#### Work to complete:
The entries are to be reproduced verbatim, with all pictures omitted.

━━━━━━━━━━

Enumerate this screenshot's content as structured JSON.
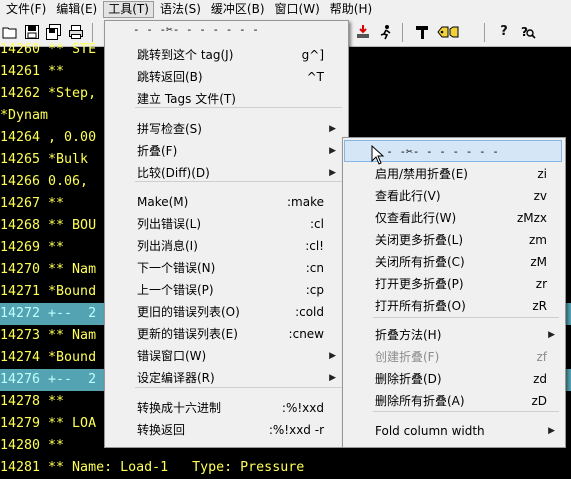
{
  "menubar": [
    {
      "label": "文件(F)"
    },
    {
      "label": "编辑(E)"
    },
    {
      "label": "工具(T)",
      "active": true
    },
    {
      "label": "语法(S)"
    },
    {
      "label": "缓冲区(B)"
    },
    {
      "label": "窗口(W)"
    },
    {
      "label": "帮助(H)"
    }
  ],
  "toolbar_icons": [
    "open-icon",
    "save-icon",
    "save-all-icon",
    "print-icon",
    "run-icon",
    "jump-icon",
    "make-icon",
    "tag-icon",
    "help-icon",
    "find-help-icon"
  ],
  "editor": {
    "lines": [
      {
        "num": "14260",
        "text": " ** STE",
        "hl": false
      },
      {
        "num": "14261",
        "text": " **",
        "hl": false
      },
      {
        "num": "14262",
        "text": " *Step,",
        "hl": false
      },
      {
        "num": "",
        "text": "*Dynam",
        "hl": false
      },
      {
        "num": "14264",
        "text": " , 0.00",
        "hl": false
      },
      {
        "num": "14265",
        "text": " *Bulk",
        "hl": false
      },
      {
        "num": "14266",
        "text": " 0.06,",
        "hl": false
      },
      {
        "num": "14267",
        "text": " **",
        "hl": false
      },
      {
        "num": "14268",
        "text": " ** BOU",
        "hl": false
      },
      {
        "num": "14269",
        "text": " **",
        "hl": false
      },
      {
        "num": "14270",
        "text": " ** Nam",
        "hl": false
      },
      {
        "num": "14271",
        "text": " *Bound",
        "hl": false
      },
      {
        "num": "14272",
        "text": " +--  2",
        "hl": true
      },
      {
        "num": "14273",
        "text": " ** Nam",
        "hl": false
      },
      {
        "num": "14274",
        "text": " *Bound",
        "hl": false
      },
      {
        "num": "14276",
        "text": " +--  2",
        "hl": true
      },
      {
        "num": "14278",
        "text": " **",
        "hl": false
      },
      {
        "num": "14279",
        "text": " ** LOA",
        "hl": false
      },
      {
        "num": "14280",
        "text": " **",
        "hl": false
      },
      {
        "num": "14281",
        "text": " ** Name: Load-1   Type: Pressure",
        "hl": false
      }
    ]
  },
  "tools_menu": {
    "tearoff": "- - -✂- - - - - - -",
    "items": [
      {
        "label": "跳转到这个 tag(J)",
        "acc": "g^]"
      },
      {
        "label": "跳转返回(B)",
        "acc": "^T"
      },
      {
        "label": "建立 Tags 文件(T)",
        "acc": ""
      },
      {
        "label": "拼写检查(S)",
        "acc": "",
        "sub": true
      },
      {
        "label": "折叠(F)",
        "acc": "",
        "sub": true
      },
      {
        "label": "比较(Diff)(D)",
        "acc": "",
        "sub": true
      },
      {
        "label": "Make(M)",
        "acc": ":make"
      },
      {
        "label": "列出错误(L)",
        "acc": ":cl"
      },
      {
        "label": "列出消息(I)",
        "acc": ":cl!"
      },
      {
        "label": "下一个错误(N)",
        "acc": ":cn"
      },
      {
        "label": "上一个错误(P)",
        "acc": ":cp"
      },
      {
        "label": "更旧的错误列表(O)",
        "acc": ":cold"
      },
      {
        "label": "更新的错误列表(E)",
        "acc": ":cnew"
      },
      {
        "label": "错误窗口(W)",
        "acc": "",
        "sub": true
      },
      {
        "label": "设定编译器(R)",
        "acc": "",
        "sub": true
      },
      {
        "label": "转换成十六进制",
        "acc": ":%!xxd"
      },
      {
        "label": "转换返回",
        "acc": ":%!xxd -r"
      }
    ]
  },
  "fold_menu": {
    "tearoff": "- - -✂- - - - - - -",
    "items": [
      {
        "label": "启用/禁用折叠(E)",
        "acc": "zi"
      },
      {
        "label": "查看此行(V)",
        "acc": "zv"
      },
      {
        "label": "仅查看此行(W)",
        "acc": "zMzx"
      },
      {
        "label": "关闭更多折叠(L)",
        "acc": "zm"
      },
      {
        "label": "关闭所有折叠(C)",
        "acc": "zM"
      },
      {
        "label": "打开更多折叠(P)",
        "acc": "zr"
      },
      {
        "label": "打开所有折叠(O)",
        "acc": "zR"
      },
      {
        "label": "折叠方法(H)",
        "acc": "",
        "sub": true
      },
      {
        "label": "创建折叠(F)",
        "acc": "zf",
        "disabled": true
      },
      {
        "label": "删除折叠(D)",
        "acc": "zd"
      },
      {
        "label": "删除所有折叠(A)",
        "acc": "zD"
      },
      {
        "label": "Fold column width",
        "acc": "",
        "sub": true
      }
    ]
  }
}
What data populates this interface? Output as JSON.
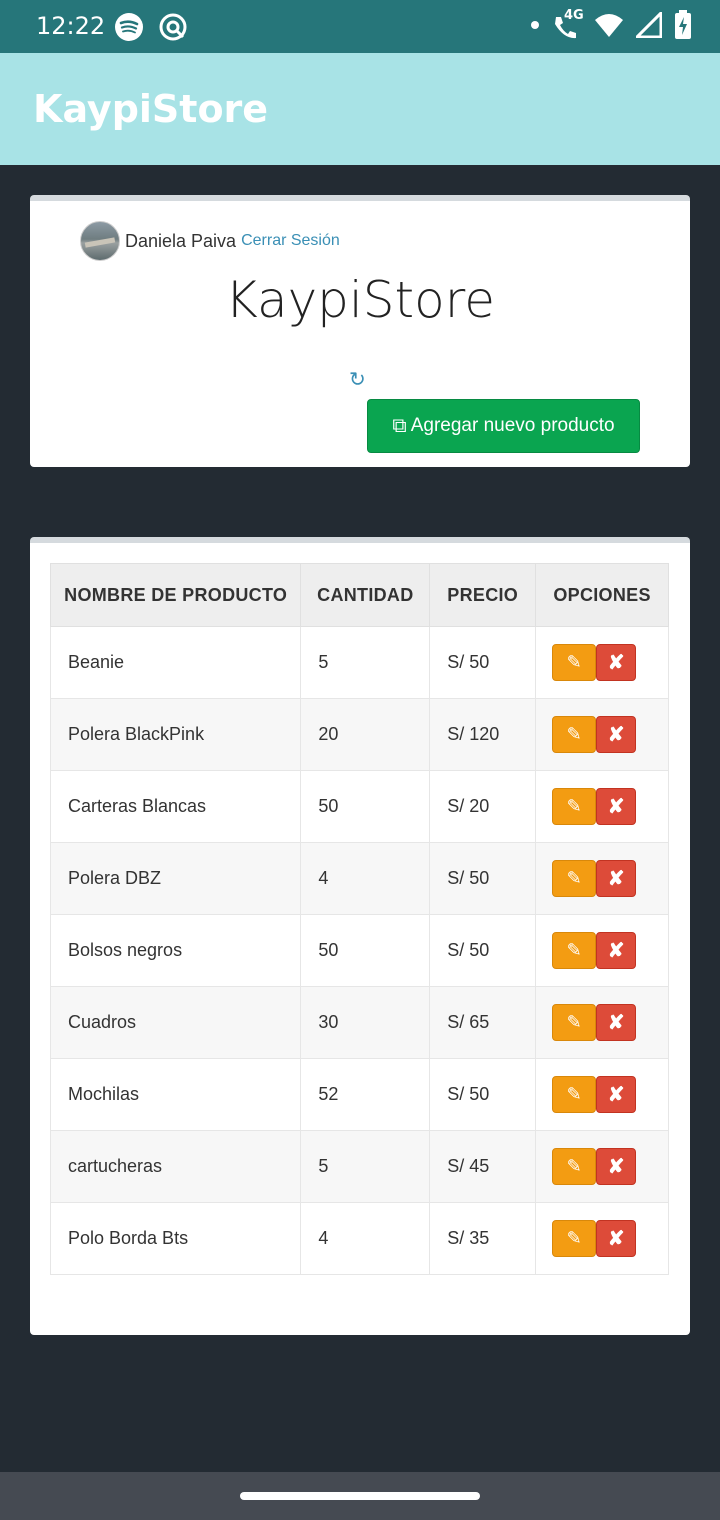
{
  "status_bar": {
    "time": "12:22",
    "network": "4G",
    "icons_left": [
      "spotify-icon",
      "sync-icon"
    ],
    "icons_right": [
      "dot-icon",
      "call-wifi-icon",
      "wifi-icon",
      "signal-icon",
      "battery-charging-icon"
    ]
  },
  "app_bar": {
    "title": "KaypiStore"
  },
  "user": {
    "name": "Daniela Paiva",
    "logout_label": "Cerrar Sesión"
  },
  "header": {
    "title": "KaypiStore",
    "add_button_label": "Agregar nuevo producto"
  },
  "table": {
    "headers": [
      "NOMBRE DE PRODUCTO",
      "CANTIDAD",
      "PRECIO",
      "OPCIONES"
    ],
    "rows": [
      {
        "name": "Beanie",
        "qty": "5",
        "price": "S/ 50"
      },
      {
        "name": "Polera BlackPink",
        "qty": "20",
        "price": "S/ 120"
      },
      {
        "name": "Carteras Blancas",
        "qty": "50",
        "price": "S/ 20"
      },
      {
        "name": "Polera DBZ",
        "qty": "4",
        "price": "S/ 50"
      },
      {
        "name": "Bolsos negros",
        "qty": "50",
        "price": "S/ 50"
      },
      {
        "name": "Cuadros",
        "qty": "30",
        "price": "S/ 65"
      },
      {
        "name": "Mochilas",
        "qty": "52",
        "price": "S/ 50"
      },
      {
        "name": "cartucheras",
        "qty": "5",
        "price": "S/ 45"
      },
      {
        "name": "Polo Borda Bts",
        "qty": "4",
        "price": "S/ 35"
      }
    ]
  },
  "colors": {
    "status_bar": "#26767a",
    "app_bar": "#a8e3e6",
    "background": "#232b33",
    "add_button": "#0aa550",
    "edit_button": "#f39c12",
    "delete_button": "#dd4b39",
    "link": "#3a8fb5"
  }
}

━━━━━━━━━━

#### Solved exercise:
Enumerate this screenshot's content as structured JSON.
{
  "menubar": [
    {
      "label": "文件(F)"
    },
    {
      "label": "编辑(E)"
    },
    {
      "label": "工具(T)",
      "active": true
    },
    {
      "label": "语法(S)"
    },
    {
      "label": "缓冲区(B)"
    },
    {
      "label": "窗口(W)"
    },
    {
      "label": "帮助(H)"
    }
  ],
  "toolbar_icons": [
    "open-icon",
    "save-icon",
    "save-all-icon",
    "print-icon",
    "run-icon",
    "jump-icon",
    "make-icon",
    "tag-icon",
    "help-icon",
    "find-help-icon"
  ],
  "editor": {
    "lines": [
      {
        "num": "14260",
        "text": " ** STE",
        "hl": false
      },
      {
        "num": "14261",
        "text": " **",
        "hl": false
      },
      {
        "num": "14262",
        "text": " *Step,",
        "hl": false
      },
      {
        "num": "",
        "text": "*Dynam",
        "hl": false
      },
      {
        "num": "14264",
        "text": " , 0.00",
        "hl": false
      },
      {
        "num": "14265",
        "text": " *Bulk",
        "hl": false
      },
      {
        "num": "14266",
        "text": " 0.06,",
        "hl": false
      },
      {
        "num": "14267",
        "text": " **",
        "hl": false
      },
      {
        "num": "14268",
        "text": " ** BOU",
        "hl": false
      },
      {
        "num": "14269",
        "text": " **",
        "hl": false
      },
      {
        "num": "14270",
        "text": " ** Nam",
        "hl": false
      },
      {
        "num": "14271",
        "text": " *Bound",
        "hl": false
      },
      {
        "num": "14272",
        "text": " +--  2",
        "hl": true
      },
      {
        "num": "14273",
        "text": " ** Nam",
        "hl": false
      },
      {
        "num": "14274",
        "text": " *Bound",
        "hl": false
      },
      {
        "num": "14276",
        "text": " +--  2",
        "hl": true
      },
      {
        "num": "14278",
        "text": " **",
        "hl": false
      },
      {
        "num": "14279",
        "text": " ** LOA",
        "hl": false
      },
      {
        "num": "14280",
        "text": " **",
        "hl": false
      },
      {
        "num": "14281",
        "text": " ** Name: Load-1   Type: Pressure",
        "hl": false
      }
    ]
  },
  "tools_menu": {
    "tearoff": "- - -✂- - - - - - -",
    "items": [
      {
        "label": "跳转到这个 tag(J)",
        "acc": "g^]"
      },
      {
        "label": "跳转返回(B)",
        "acc": "^T"
      },
      {
        "label": "建立 Tags 文件(T)",
        "acc": ""
      },
      {
        "label": "拼写检查(S)",
        "acc": "",
        "sub": true
      },
      {
        "label": "折叠(F)",
        "acc": "",
        "sub": true
      },
      {
        "label": "比较(Diff)(D)",
        "acc": "",
        "sub": true
      },
      {
        "label": "Make(M)",
        "acc": ":make"
      },
      {
        "label": "列出错误(L)",
        "acc": ":cl"
      },
      {
        "label": "列出消息(I)",
        "acc": ":cl!"
      },
      {
        "label": "下一个错误(N)",
        "acc": ":cn"
      },
      {
        "label": "上一个错误(P)",
        "acc": ":cp"
      },
      {
        "label": "更旧的错误列表(O)",
        "acc": ":cold"
      },
      {
        "label": "更新的错误列表(E)",
        "acc": ":cnew"
      },
      {
        "label": "错误窗口(W)",
        "acc": "",
        "sub": true
      },
      {
        "label": "设定编译器(R)",
        "acc": "",
        "sub": true
      },
      {
        "label": "转换成十六进制",
        "acc": ":%!xxd"
      },
      {
        "label": "转换返回",
        "acc": ":%!xxd -r"
      }
    ]
  },
  "fold_menu": {
    "tearoff": "- - -✂- - - - - - -",
    "items": [
      {
        "label": "启用/禁用折叠(E)",
        "acc": "zi"
      },
      {
        "label": "查看此行(V)",
        "acc": "zv"
      },
      {
        "label": "仅查看此行(W)",
        "acc": "zMzx"
      },
      {
        "label": "关闭更多折叠(L)",
        "acc": "zm"
      },
      {
        "label": "关闭所有折叠(C)",
        "acc": "zM"
      },
      {
        "label": "打开更多折叠(P)",
        "acc": "zr"
      },
      {
        "label": "打开所有折叠(O)",
        "acc": "zR"
      },
      {
        "label": "折叠方法(H)",
        "acc": "",
        "sub": true
      },
      {
        "label": "创建折叠(F)",
        "acc": "zf",
        "disabled": true
      },
      {
        "label": "删除折叠(D)",
        "acc": "zd"
      },
      {
        "label": "删除所有折叠(A)",
        "acc": "zD"
      },
      {
        "label": "Fold column width",
        "acc": "",
        "sub": true
      }
    ]
  }
}
What data populates this interface? Output as JSON.
{
  "status_bar": {
    "time": "12:22",
    "network": "4G",
    "icons_left": [
      "spotify-icon",
      "sync-icon"
    ],
    "icons_right": [
      "dot-icon",
      "call-wifi-icon",
      "wifi-icon",
      "signal-icon",
      "battery-charging-icon"
    ]
  },
  "app_bar": {
    "title": "KaypiStore"
  },
  "user": {
    "name": "Daniela Paiva",
    "logout_label": "Cerrar Sesión"
  },
  "header": {
    "title": "KaypiStore",
    "add_button_label": "Agregar nuevo producto"
  },
  "table": {
    "headers": [
      "NOMBRE DE PRODUCTO",
      "CANTIDAD",
      "PRECIO",
      "OPCIONES"
    ],
    "rows": [
      {
        "name": "Beanie",
        "qty": "5",
        "price": "S/ 50"
      },
      {
        "name": "Polera BlackPink",
        "qty": "20",
        "price": "S/ 120"
      },
      {
        "name": "Carteras Blancas",
        "qty": "50",
        "price": "S/ 20"
      },
      {
        "name": "Polera DBZ",
        "qty": "4",
        "price": "S/ 50"
      },
      {
        "name": "Bolsos negros",
        "qty": "50",
        "price": "S/ 50"
      },
      {
        "name": "Cuadros",
        "qty": "30",
        "price": "S/ 65"
      },
      {
        "name": "Mochilas",
        "qty": "52",
        "price": "S/ 50"
      },
      {
        "name": "cartucheras",
        "qty": "5",
        "price": "S/ 45"
      },
      {
        "name": "Polo Borda Bts",
        "qty": "4",
        "price": "S/ 35"
      }
    ]
  },
  "colors": {
    "status_bar": "#26767a",
    "app_bar": "#a8e3e6",
    "background": "#232b33",
    "add_button": "#0aa550",
    "edit_button": "#f39c12",
    "delete_button": "#dd4b39",
    "link": "#3a8fb5"
  }
}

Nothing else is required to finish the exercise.